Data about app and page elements
★ ★ ★ ★ ★ ★ ★

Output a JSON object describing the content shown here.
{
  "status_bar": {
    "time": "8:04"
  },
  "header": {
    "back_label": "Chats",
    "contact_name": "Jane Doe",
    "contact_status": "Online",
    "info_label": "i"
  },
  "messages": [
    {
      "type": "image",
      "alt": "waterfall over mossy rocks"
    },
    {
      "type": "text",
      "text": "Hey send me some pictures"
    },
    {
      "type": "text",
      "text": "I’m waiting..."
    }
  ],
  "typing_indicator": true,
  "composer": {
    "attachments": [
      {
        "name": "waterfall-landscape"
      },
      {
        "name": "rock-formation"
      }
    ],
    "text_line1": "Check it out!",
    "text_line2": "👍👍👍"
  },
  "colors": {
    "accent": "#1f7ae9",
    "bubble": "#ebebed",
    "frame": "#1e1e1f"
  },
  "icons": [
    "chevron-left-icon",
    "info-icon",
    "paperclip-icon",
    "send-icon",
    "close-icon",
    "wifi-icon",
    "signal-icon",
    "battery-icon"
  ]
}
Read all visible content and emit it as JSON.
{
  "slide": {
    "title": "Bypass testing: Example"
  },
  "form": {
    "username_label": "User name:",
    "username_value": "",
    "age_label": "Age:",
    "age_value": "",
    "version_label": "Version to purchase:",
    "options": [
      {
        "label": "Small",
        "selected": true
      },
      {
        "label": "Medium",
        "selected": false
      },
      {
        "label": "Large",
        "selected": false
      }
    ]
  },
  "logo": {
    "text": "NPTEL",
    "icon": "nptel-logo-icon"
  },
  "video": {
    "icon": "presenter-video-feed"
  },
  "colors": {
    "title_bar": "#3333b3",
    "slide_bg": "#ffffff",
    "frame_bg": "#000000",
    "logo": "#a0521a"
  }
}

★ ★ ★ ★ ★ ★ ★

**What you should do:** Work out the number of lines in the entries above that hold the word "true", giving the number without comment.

**Finished exercise:** 2